A stunning compromise was reached late Tuesday night, Sept. 30, in the House-Senate conference committee over funding for the beleaguered National Endowment for the Arts. The conference met Tuesday in the nation's capitol and agreed to an appropriation of $98.5 million in the final version of the Fiscal Year 1998 Interior Appropriations Bill.

The House-Senate conference included Utah Sen. Bob Bennett and was led by Sen. Slade Gorton (R-WA) and Rep. Ralph Regula (R-OH). Their compromise calls for a funding level of $98.5 million, down from the Senate's proposed $100 million, which is a small cut and comes with several moderate reforms.The agency was directed to increase from 35 percent to 40 percent the proportion of money it sends through state arts agencies. Another provision puts a cap on any state from receiving more than 15 percent of NEA granting funds - this directly affects larger states, such as New York and California which have typically received the lion's share of NEA funds. For the first time ever, the arts agency will be allowed to solicit private money, and the agency's board will include six members of Congress for oversight.

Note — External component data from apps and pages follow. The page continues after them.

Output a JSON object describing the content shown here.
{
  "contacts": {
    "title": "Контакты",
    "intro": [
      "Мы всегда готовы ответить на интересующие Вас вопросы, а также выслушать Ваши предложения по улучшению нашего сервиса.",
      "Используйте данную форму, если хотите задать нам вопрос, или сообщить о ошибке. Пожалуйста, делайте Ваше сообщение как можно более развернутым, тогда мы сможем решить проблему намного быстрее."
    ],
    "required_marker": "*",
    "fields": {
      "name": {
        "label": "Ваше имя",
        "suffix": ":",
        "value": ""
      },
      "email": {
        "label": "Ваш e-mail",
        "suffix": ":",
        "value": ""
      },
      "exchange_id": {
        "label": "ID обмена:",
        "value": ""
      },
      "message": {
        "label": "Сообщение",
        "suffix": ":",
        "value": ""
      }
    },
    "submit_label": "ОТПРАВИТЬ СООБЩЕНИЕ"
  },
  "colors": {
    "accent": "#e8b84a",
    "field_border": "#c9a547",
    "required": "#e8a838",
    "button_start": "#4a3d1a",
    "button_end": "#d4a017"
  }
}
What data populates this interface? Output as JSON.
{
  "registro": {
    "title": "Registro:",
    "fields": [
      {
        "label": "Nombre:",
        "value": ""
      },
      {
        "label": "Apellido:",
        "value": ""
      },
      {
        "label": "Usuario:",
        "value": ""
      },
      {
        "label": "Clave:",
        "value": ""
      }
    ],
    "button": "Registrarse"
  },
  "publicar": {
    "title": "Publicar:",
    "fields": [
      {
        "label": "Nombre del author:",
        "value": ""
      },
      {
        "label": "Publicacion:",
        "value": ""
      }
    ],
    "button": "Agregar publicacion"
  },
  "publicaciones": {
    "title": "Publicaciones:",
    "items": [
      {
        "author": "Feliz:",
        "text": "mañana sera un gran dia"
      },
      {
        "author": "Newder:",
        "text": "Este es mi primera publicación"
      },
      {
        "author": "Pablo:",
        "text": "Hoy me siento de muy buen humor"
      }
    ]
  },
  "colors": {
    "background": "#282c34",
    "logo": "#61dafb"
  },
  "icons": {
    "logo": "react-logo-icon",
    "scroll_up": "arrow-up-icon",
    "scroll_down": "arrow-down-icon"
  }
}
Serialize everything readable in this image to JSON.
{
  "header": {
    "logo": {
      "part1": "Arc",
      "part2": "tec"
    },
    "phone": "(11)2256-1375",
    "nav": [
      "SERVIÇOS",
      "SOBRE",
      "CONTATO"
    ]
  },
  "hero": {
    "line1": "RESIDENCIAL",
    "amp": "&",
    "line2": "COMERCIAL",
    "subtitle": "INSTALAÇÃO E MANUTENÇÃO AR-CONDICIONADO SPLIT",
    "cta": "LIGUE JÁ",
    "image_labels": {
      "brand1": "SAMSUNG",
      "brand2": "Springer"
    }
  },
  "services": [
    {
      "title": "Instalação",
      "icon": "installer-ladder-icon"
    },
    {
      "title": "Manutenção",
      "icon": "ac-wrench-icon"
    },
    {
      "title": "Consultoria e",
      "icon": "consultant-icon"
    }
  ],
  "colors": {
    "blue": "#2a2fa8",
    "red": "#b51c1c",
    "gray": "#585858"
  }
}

Although the conference committee has agreed on funding for the NEA, the Appropriations Bill must first pass the House and Senate before going to the White House for final approval. Senator Bennett's office, in a conversation late Tuesday evening with the Utah Arts Council, agreed the fight is not over but a major battle has been won. Bennett (R-UT) has long been a strong supporter of the national arts agency, claiming in his Sept. 15 address to the Department of the Interior, the NEA makes the arts "available in area in rural Utah and in poorer school districts where they would not be available otherwise."